Facebook says this was a mistake and that it is working to fix the over-blocking. Yet this should not come as a surprise. It isn’t that Facebook is particularly bad at content blocking, it is that experience suggests that blocking mandates invariably result in blocking good content alongside the bad. Over-blocking occurred years ago when Telus tried to block a single website and instead blocked hundreds in a well-known net neutrality violation, it arises when governments use copyright to require website blocking (as was raised during Bell’s proposed site blocking system), and it is a consequence of creating liability for third party content that pressures sites to proactively remove content. There is unquestionably a need to ensure that sites remove illegal content, but the calls to eliminate safe harbour rules for Internet sites bring an unintended consequence that will likely result in legal content being blocked alongside illegal content.
Second, I fear this could further push government to treat the Internet – or at least large Internet services – as the equivalent to cable television with legislated content mandates. The Canadian government is already racing to establish legal requirements to block content with Guilbeault going so far as to suggest that it could even include “hurtful” comments. In other words, the blocking requirements may well extend beyond unlawful content into what many are describing as “lawful but awful” content. Further, this incident points to the possibility of mandated carriage requirements as well. Much like cable television, could the government use the CRTC to require Facebook to feature links to Canadian content (and then pay for the privilege of linking to that content)? In an escalating battle between governments and the Internet companies, it seems like a distinct possibility.
Third, this incident provides an important reminder that independent and smaller media will bear the biggest brunt of these policies. The reality is that the Australian battle really pits Facebook against Rupert Murdoch’s media empire. In other words, giant vs. giant. In Canada, the large media companies such as Postmedia and Torstar are the most vocal lobbyists on this issue, but smaller, independent media have already indicated that they do not support the News Media Canada lobbying campaign and want the benefit of links from social media services.
Guilbeault has seemingly been relishing the chance to battle the “web giants.” This week he even indicated that market-based solutions were unacceptable, warning that companies could change their minds years later. That will be news to Canadian services such as Village Media, which has already reached agreement with Google as part of its Showcase product. The larger ones are holding off striking deals, presumably on the basis that they hope that Guilbeault will legislate a better deal. But if the government follows through with its legislated plans, it could create enormous harm for independent Canadian media.

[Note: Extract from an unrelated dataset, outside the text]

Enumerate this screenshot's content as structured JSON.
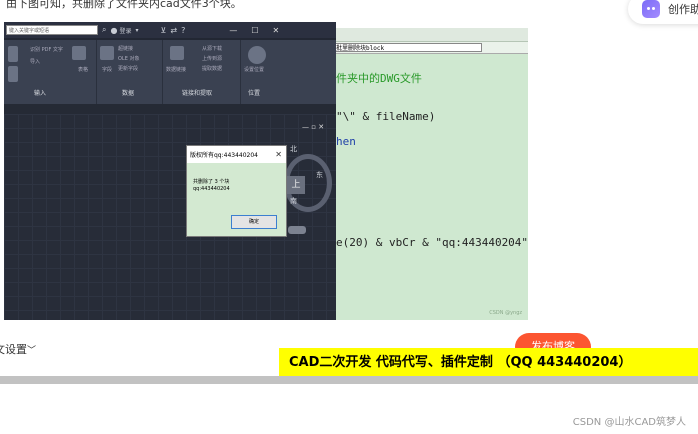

It is remarkable to see a government minister suggest that Canada needs to legislate licences for linking because an Internet company might not voluntarily enter into a licence agreement sometime in the future. That kind of “government knows best” may seem like a political winner today, but as this week’s events remind us, it also brings the prospect of content over-blocking, harm to independent media, and Canadians losing access to services they value because a government prioritized scoring political points over good policy.